THE DATA:
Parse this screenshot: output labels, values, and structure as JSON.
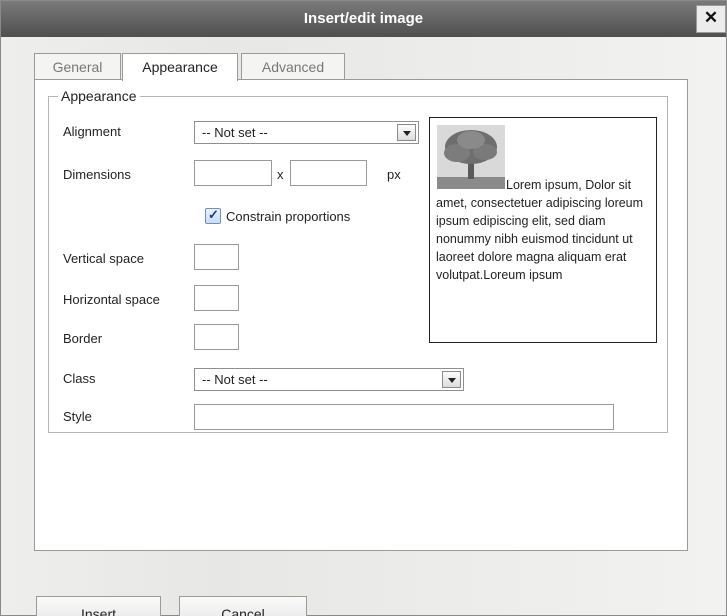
{
  "dialog": {
    "title": "Insert/edit image",
    "close_glyph": "✕"
  },
  "tabs": [
    {
      "label": "General",
      "active": false
    },
    {
      "label": "Appearance",
      "active": true
    },
    {
      "label": "Advanced",
      "active": false
    }
  ],
  "appearance": {
    "legend": "Appearance",
    "alignment_label": "Alignment",
    "alignment_value": "-- Not set --",
    "dimensions_label": "Dimensions",
    "dimensions_sep": "x",
    "dimensions_unit": "px",
    "width_value": "",
    "height_value": "",
    "constrain_label": "Constrain proportions",
    "constrain_checked": true,
    "vspace_label": "Vertical space",
    "vspace_value": "",
    "hspace_label": "Horizontal space",
    "hspace_value": "",
    "border_label": "Border",
    "border_value": "",
    "class_label": "Class",
    "class_value": "-- Not set --",
    "style_label": "Style",
    "style_value": "",
    "preview_text": "Lorem ipsum, Dolor sit amet, consectetuer adipiscing loreum ipsum edipiscing elit, sed diam nonummy nibh euismod tincidunt ut laoreet dolore magna aliquam erat volutpat.Loreum ipsum"
  },
  "footer": {
    "insert_label": "Insert",
    "cancel_label": "Cancel"
  },
  "icons": {
    "close": "close-icon",
    "preview_image": "tree-image-icon",
    "dropdown": "chevron-down-icon"
  }
}
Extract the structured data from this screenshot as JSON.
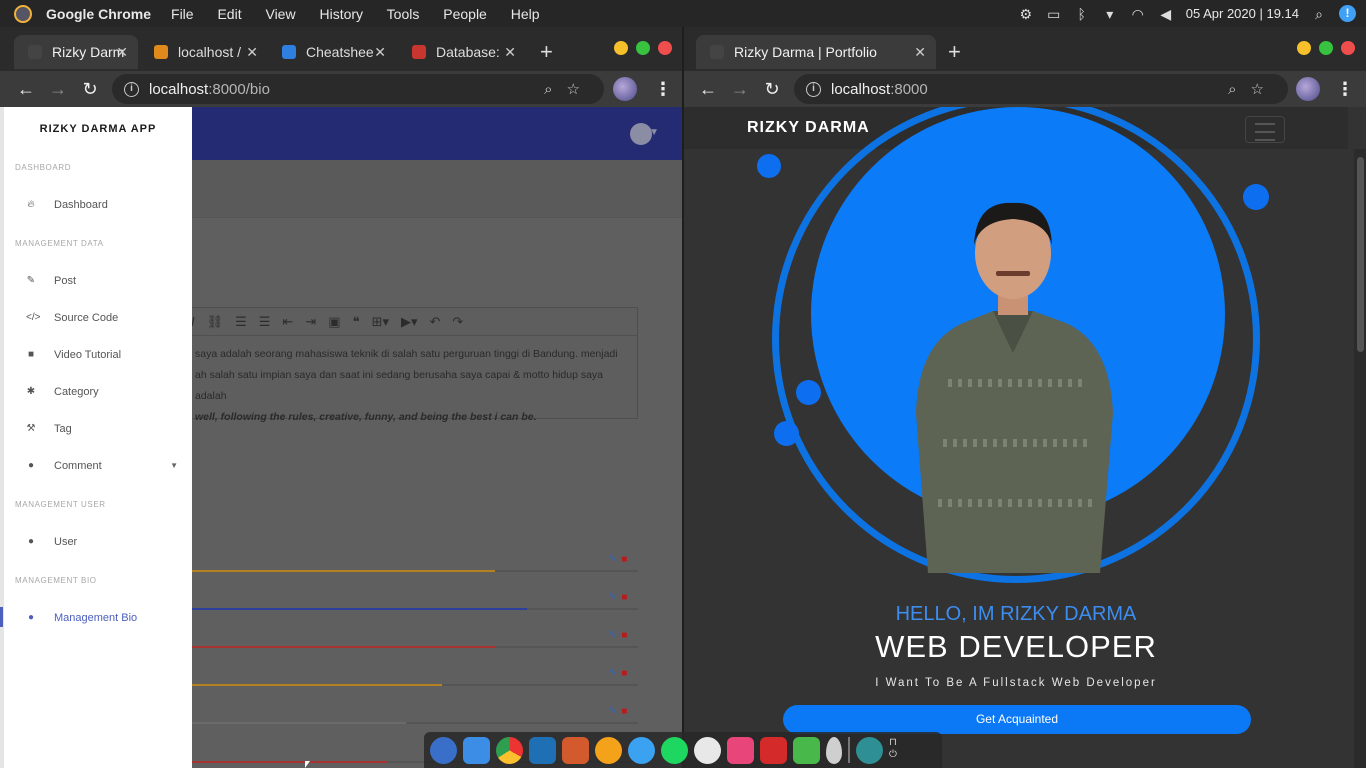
{
  "topbar": {
    "app_name": "Google Chrome",
    "menu": [
      "File",
      "Edit",
      "View",
      "History",
      "Tools",
      "People",
      "Help"
    ],
    "datetime": "05 Apr 2020 | 19.14"
  },
  "left_window": {
    "tabs": [
      {
        "label": "Rizky Darm",
        "active": true
      },
      {
        "label": "localhost /",
        "active": false
      },
      {
        "label": "Cheatshee",
        "active": false
      },
      {
        "label": "Database:",
        "active": false
      }
    ],
    "url_host": "localhost",
    "url_path": ":8000/bio",
    "sidebar": {
      "brand": "RIZKY DARMA APP",
      "sections": [
        {
          "title": "DASHBOARD",
          "items": [
            {
              "label": "Dashboard",
              "icon": "fire-icon"
            }
          ]
        },
        {
          "title": "MANAGEMENT DATA",
          "items": [
            {
              "label": "Post",
              "icon": "pen-icon"
            },
            {
              "label": "Source Code",
              "icon": "code-icon"
            },
            {
              "label": "Video Tutorial",
              "icon": "video-icon"
            },
            {
              "label": "Category",
              "icon": "asterisk-icon"
            },
            {
              "label": "Tag",
              "icon": "hammer-icon"
            },
            {
              "label": "Comment",
              "icon": "comments-icon"
            }
          ]
        },
        {
          "title": "MANAGEMENT USER",
          "items": [
            {
              "label": "User",
              "icon": "user-icon"
            }
          ]
        },
        {
          "title": "MANAGEMENT BIO",
          "items": [
            {
              "label": "Management Bio",
              "icon": "user-icon"
            }
          ]
        }
      ]
    },
    "editor": {
      "line1": "saya adalah seorang mahasiswa teknik di salah satu perguruan tinggi di Bandung. menjadi",
      "line2": "ah salah satu impian saya dan saat ini sedang berusaha saya capai & motto hidup saya adalah",
      "line3": "well, following the rules, creative, funny, and being the best i can be."
    },
    "skill_bars": [
      {
        "color": "#b5821f",
        "level": 0.68
      },
      {
        "color": "#2d3f9c",
        "level": 0.75
      },
      {
        "color": "#a83232",
        "level": 0.68
      },
      {
        "color": "#b5821f",
        "level": 0.56
      },
      {
        "color": "#6a6a6a",
        "level": 0.48
      },
      {
        "color": "#a83232",
        "level": 0.44
      }
    ]
  },
  "right_window": {
    "tab_label": "Rizky Darma | Portfolio",
    "url_host": "localhost",
    "url_path": ":8000",
    "brand": "RIZKY DARMA",
    "hello": "HELLO, IM RIZKY DARMA",
    "role": "WEB DEVELOPER",
    "tagline": "I Want To Be A Fullstack Web Developer",
    "cta": "Get Acquainted"
  },
  "colors": {
    "accent_blue": "#0b78f5",
    "admin_nav": "#242b73",
    "sidebar_active": "#4c5fbf"
  }
}
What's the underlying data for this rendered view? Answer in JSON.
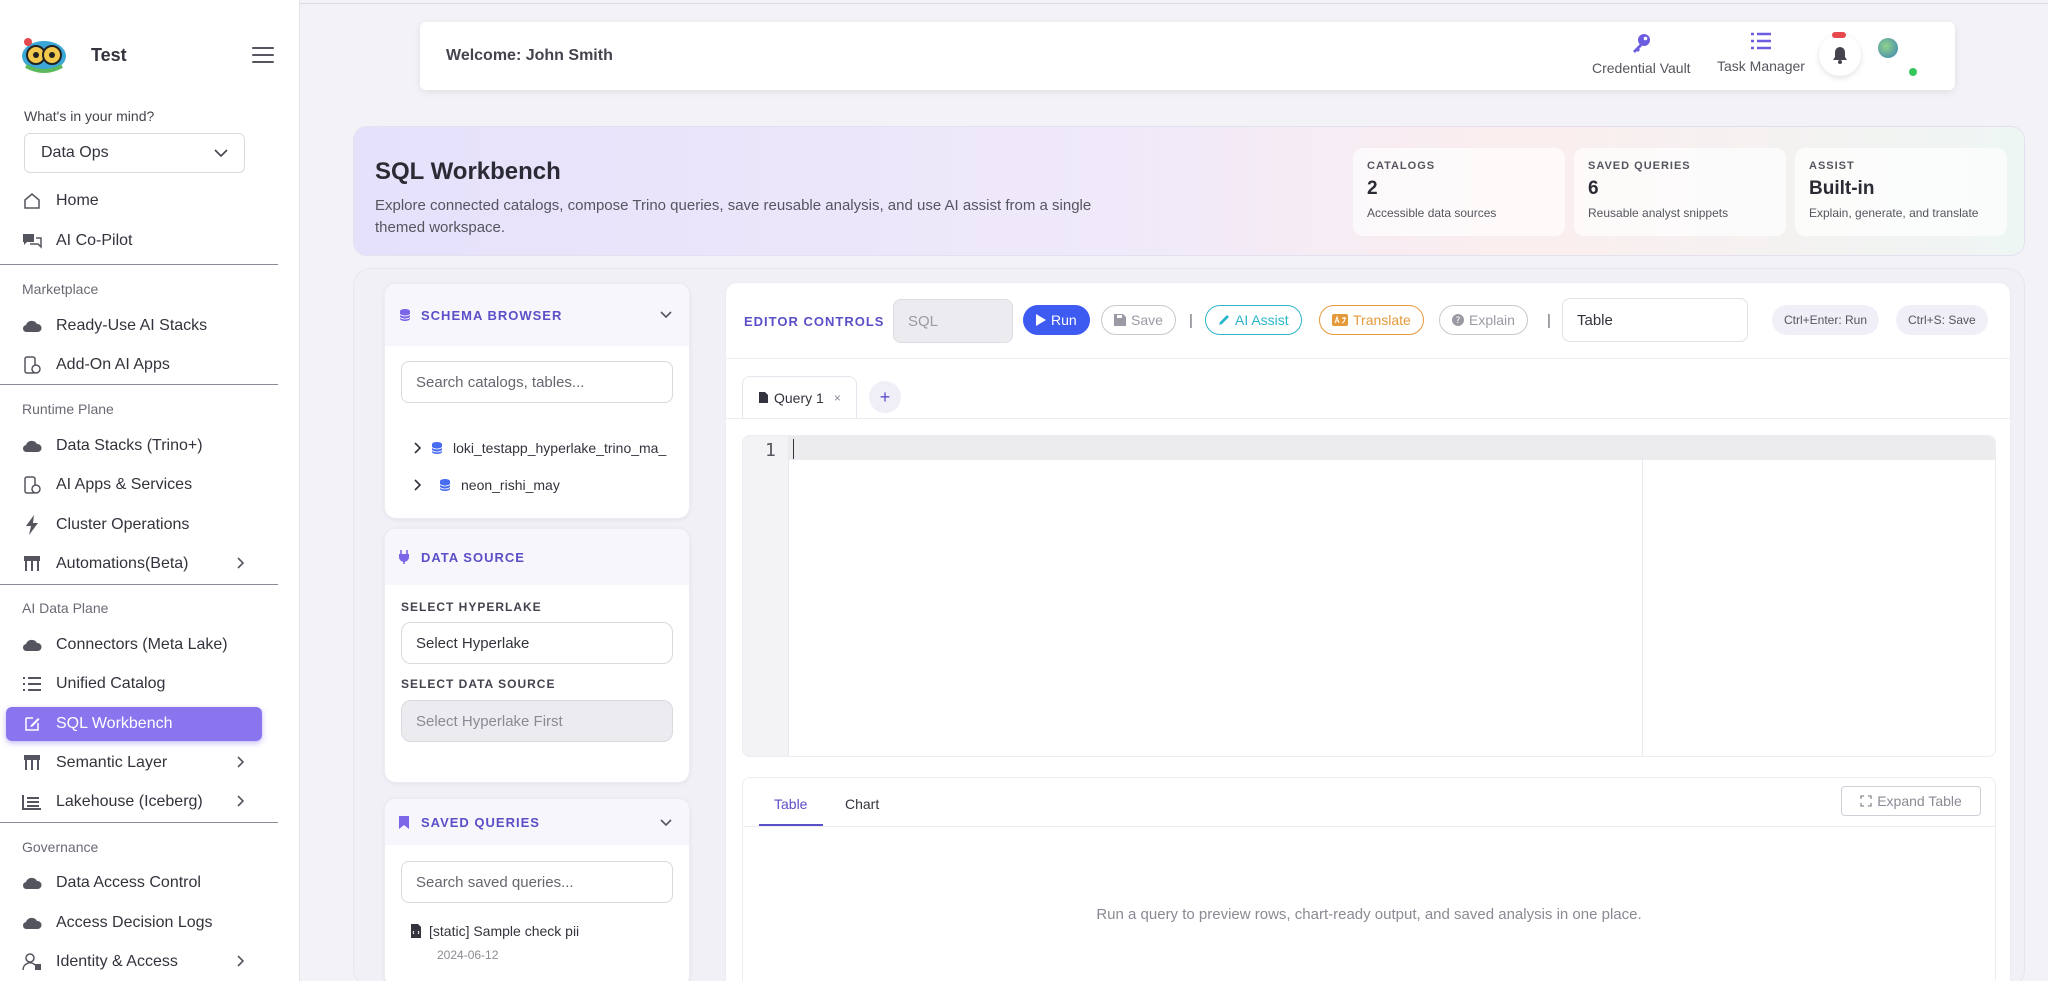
{
  "brand": {
    "name": "Test"
  },
  "mind": {
    "label": "What's in your mind?",
    "selected": "Data Ops"
  },
  "nav": {
    "home": "Home",
    "copilot": "AI Co-Pilot",
    "marketplace_label": "Marketplace",
    "ready_use": "Ready-Use AI Stacks",
    "addon": "Add-On AI Apps",
    "runtime_label": "Runtime Plane",
    "data_stacks": "Data Stacks (Trino+)",
    "ai_apps": "AI Apps & Services",
    "cluster_ops": "Cluster Operations",
    "automations": "Automations(Beta)",
    "ai_data_label": "AI Data Plane",
    "connectors": "Connectors (Meta Lake)",
    "unified_catalog": "Unified Catalog",
    "sql_workbench": "SQL Workbench",
    "semantic_layer": "Semantic Layer",
    "lakehouse": "Lakehouse (Iceberg)",
    "governance_label": "Governance",
    "data_access": "Data Access Control",
    "access_logs": "Access Decision Logs",
    "identity": "Identity & Access"
  },
  "header": {
    "welcome": "Welcome: John Smith",
    "credential_vault": "Credential Vault",
    "task_manager": "Task Manager"
  },
  "hero": {
    "title": "SQL Workbench",
    "description": "Explore connected catalogs, compose Trino queries, save reusable analysis, and use AI assist from a single themed workspace.",
    "stats": [
      {
        "label": "CATALOGS",
        "value": "2",
        "sub": "Accessible data sources"
      },
      {
        "label": "SAVED QUERIES",
        "value": "6",
        "sub": "Reusable analyst snippets"
      },
      {
        "label": "ASSIST",
        "value": "Built-in",
        "sub": "Explain, generate, and translate"
      }
    ]
  },
  "schema": {
    "title": "SCHEMA BROWSER",
    "search_placeholder": "Search catalogs, tables...",
    "items": [
      "loki_testapp_hyperlake_trino_ma_",
      "neon_rishi_may"
    ]
  },
  "datasource": {
    "title": "DATA SOURCE",
    "hyperlake_label": "SELECT HYPERLAKE",
    "hyperlake_value": "Select Hyperlake",
    "source_label": "SELECT DATA SOURCE",
    "source_value": "Select Hyperlake First"
  },
  "saved": {
    "title": "SAVED QUERIES",
    "search_placeholder": "Search saved queries...",
    "items": [
      {
        "name": "[static] Sample check pii",
        "date": "2024-06-12"
      }
    ]
  },
  "editor": {
    "controls_label": "EDITOR CONTROLS",
    "language": "SQL",
    "run": "Run",
    "save": "Save",
    "ai_assist": "AI Assist",
    "translate": "Translate",
    "explain": "Explain",
    "separator": "|",
    "view": "Table",
    "hint_run": "Ctrl+Enter: Run",
    "hint_save": "Ctrl+S: Save",
    "tab": "Query 1",
    "tab_close": "×",
    "add_tab": "+",
    "line_number": "1"
  },
  "results": {
    "tab_table": "Table",
    "tab_chart": "Chart",
    "expand": "Expand Table",
    "empty": "Run a query to preview rows, chart-ready output, and saved analysis in one place."
  },
  "colors": {
    "accent": "#8a75ef",
    "primary": "#3d5af1",
    "ai_assist": "#2bb5c9",
    "translate": "#e59a3a"
  }
}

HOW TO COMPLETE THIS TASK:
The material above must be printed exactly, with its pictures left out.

REPLY TO THE TASK:
Parse this screenshot: output labels, values, and structure as JSON.
{
  "dialog": {
    "title": "Insert/edit image",
    "close_glyph": "✕"
  },
  "tabs": [
    {
      "label": "General",
      "active": false
    },
    {
      "label": "Appearance",
      "active": true
    },
    {
      "label": "Advanced",
      "active": false
    }
  ],
  "appearance": {
    "legend": "Appearance",
    "alignment_label": "Alignment",
    "alignment_value": "-- Not set --",
    "dimensions_label": "Dimensions",
    "dimensions_sep": "x",
    "dimensions_unit": "px",
    "width_value": "",
    "height_value": "",
    "constrain_label": "Constrain proportions",
    "constrain_checked": true,
    "vspace_label": "Vertical space",
    "vspace_value": "",
    "hspace_label": "Horizontal space",
    "hspace_value": "",
    "border_label": "Border",
    "border_value": "",
    "class_label": "Class",
    "class_value": "-- Not set --",
    "style_label": "Style",
    "style_value": "",
    "preview_text": "Lorem ipsum, Dolor sit amet, consectetuer adipiscing loreum ipsum edipiscing elit, sed diam nonummy nibh euismod tincidunt ut laoreet dolore magna aliquam erat volutpat.Loreum ipsum"
  },
  "footer": {
    "insert_label": "Insert",
    "cancel_label": "Cancel"
  },
  "icons": {
    "close": "close-icon",
    "preview_image": "tree-image-icon",
    "dropdown": "chevron-down-icon"
  }
}
Extract the structured data from this screenshot as JSON.
{
  "topbar": {
    "app_name": "Google Chrome",
    "menu": [
      "File",
      "Edit",
      "View",
      "History",
      "Tools",
      "People",
      "Help"
    ],
    "datetime": "05 Apr 2020 | 19.14"
  },
  "left_window": {
    "tabs": [
      {
        "label": "Rizky Darm",
        "active": true
      },
      {
        "label": "localhost /",
        "active": false
      },
      {
        "label": "Cheatshee",
        "active": false
      },
      {
        "label": "Database:",
        "active": false
      }
    ],
    "url_host": "localhost",
    "url_path": ":8000/bio",
    "sidebar": {
      "brand": "RIZKY DARMA APP",
      "sections": [
        {
          "title": "DASHBOARD",
          "items": [
            {
              "label": "Dashboard",
              "icon": "fire-icon"
            }
          ]
        },
        {
          "title": "MANAGEMENT DATA",
          "items": [
            {
              "label": "Post",
              "icon": "pen-icon"
            },
            {
              "label": "Source Code",
              "icon": "code-icon"
            },
            {
              "label": "Video Tutorial",
              "icon": "video-icon"
            },
            {
              "label": "Category",
              "icon": "asterisk-icon"
            },
            {
              "label": "Tag",
              "icon": "hammer-icon"
            },
            {
              "label": "Comment",
              "icon": "comments-icon"
            }
          ]
        },
        {
          "title": "MANAGEMENT USER",
          "items": [
            {
              "label": "User",
              "icon": "user-icon"
            }
          ]
        },
        {
          "title": "MANAGEMENT BIO",
          "items": [
            {
              "label": "Management Bio",
              "icon": "user-icon"
            }
          ]
        }
      ]
    },
    "editor": {
      "line1": "saya adalah seorang mahasiswa teknik di salah satu perguruan tinggi di Bandung. menjadi",
      "line2": "ah salah satu impian saya dan saat ini sedang berusaha saya capai & motto hidup saya adalah",
      "line3": "well, following the rules, creative, funny, and being the best i can be."
    },
    "skill_bars": [
      {
        "color": "#b5821f",
        "level": 0.68
      },
      {
        "color": "#2d3f9c",
        "level": 0.75
      },
      {
        "color": "#a83232",
        "level": 0.68
      },
      {
        "color": "#b5821f",
        "level": 0.56
      },
      {
        "color": "#6a6a6a",
        "level": 0.48
      },
      {
        "color": "#a83232",
        "level": 0.44
      }
    ]
  },
  "right_window": {
    "tab_label": "Rizky Darma | Portfolio",
    "url_host": "localhost",
    "url_path": ":8000",
    "brand": "RIZKY DARMA",
    "hello": "HELLO, IM RIZKY DARMA",
    "role": "WEB DEVELOPER",
    "tagline": "I Want To Be A Fullstack Web Developer",
    "cta": "Get Acquainted"
  },
  "colors": {
    "accent_blue": "#0b78f5",
    "admin_nav": "#242b73",
    "sidebar_active": "#4c5fbf"
  }
}
What's the underlying data for this rendered view? Answer in JSON.
{
  "brand": {
    "name": "Test"
  },
  "mind": {
    "label": "What's in your mind?",
    "selected": "Data Ops"
  },
  "nav": {
    "home": "Home",
    "copilot": "AI Co-Pilot",
    "marketplace_label": "Marketplace",
    "ready_use": "Ready-Use AI Stacks",
    "addon": "Add-On AI Apps",
    "runtime_label": "Runtime Plane",
    "data_stacks": "Data Stacks (Trino+)",
    "ai_apps": "AI Apps & Services",
    "cluster_ops": "Cluster Operations",
    "automations": "Automations(Beta)",
    "ai_data_label": "AI Data Plane",
    "connectors": "Connectors (Meta Lake)",
    "unified_catalog": "Unified Catalog",
    "sql_workbench": "SQL Workbench",
    "semantic_layer": "Semantic Layer",
    "lakehouse": "Lakehouse (Iceberg)",
    "governance_label": "Governance",
    "data_access": "Data Access Control",
    "access_logs": "Access Decision Logs",
    "identity": "Identity & Access"
  },
  "header": {
    "welcome": "Welcome: John Smith",
    "credential_vault": "Credential Vault",
    "task_manager": "Task Manager"
  },
  "hero": {
    "title": "SQL Workbench",
    "description": "Explore connected catalogs, compose Trino queries, save reusable analysis, and use AI assist from a single themed workspace.",
    "stats": [
      {
        "label": "CATALOGS",
        "value": "2",
        "sub": "Accessible data sources"
      },
      {
        "label": "SAVED QUERIES",
        "value": "6",
        "sub": "Reusable analyst snippets"
      },
      {
        "label": "ASSIST",
        "value": "Built-in",
        "sub": "Explain, generate, and translate"
      }
    ]
  },
  "schema": {
    "title": "SCHEMA BROWSER",
    "search_placeholder": "Search catalogs, tables...",
    "items": [
      "loki_testapp_hyperlake_trino_ma_",
      "neon_rishi_may"
    ]
  },
  "datasource": {
    "title": "DATA SOURCE",
    "hyperlake_label": "SELECT HYPERLAKE",
    "hyperlake_value": "Select Hyperlake",
    "source_label": "SELECT DATA SOURCE",
    "source_value": "Select Hyperlake First"
  },
  "saved": {
    "title": "SAVED QUERIES",
    "search_placeholder": "Search saved queries...",
    "items": [
      {
        "name": "[static] Sample check pii",
        "date": "2024-06-12"
      }
    ]
  },
  "editor": {
    "controls_label": "EDITOR CONTROLS",
    "language": "SQL",
    "run": "Run",
    "save": "Save",
    "ai_assist": "AI Assist",
    "translate": "Translate",
    "explain": "Explain",
    "separator": "|",
    "view": "Table",
    "hint_run": "Ctrl+Enter: Run",
    "hint_save": "Ctrl+S: Save",
    "tab": "Query 1",
    "tab_close": "×",
    "add_tab": "+",
    "line_number": "1"
  },
  "results": {
    "tab_table": "Table",
    "tab_chart": "Chart",
    "expand": "Expand Table",
    "empty": "Run a query to preview rows, chart-ready output, and saved analysis in one place."
  },
  "colors": {
    "accent": "#8a75ef",
    "primary": "#3d5af1",
    "ai_assist": "#2bb5c9",
    "translate": "#e59a3a"
  }
}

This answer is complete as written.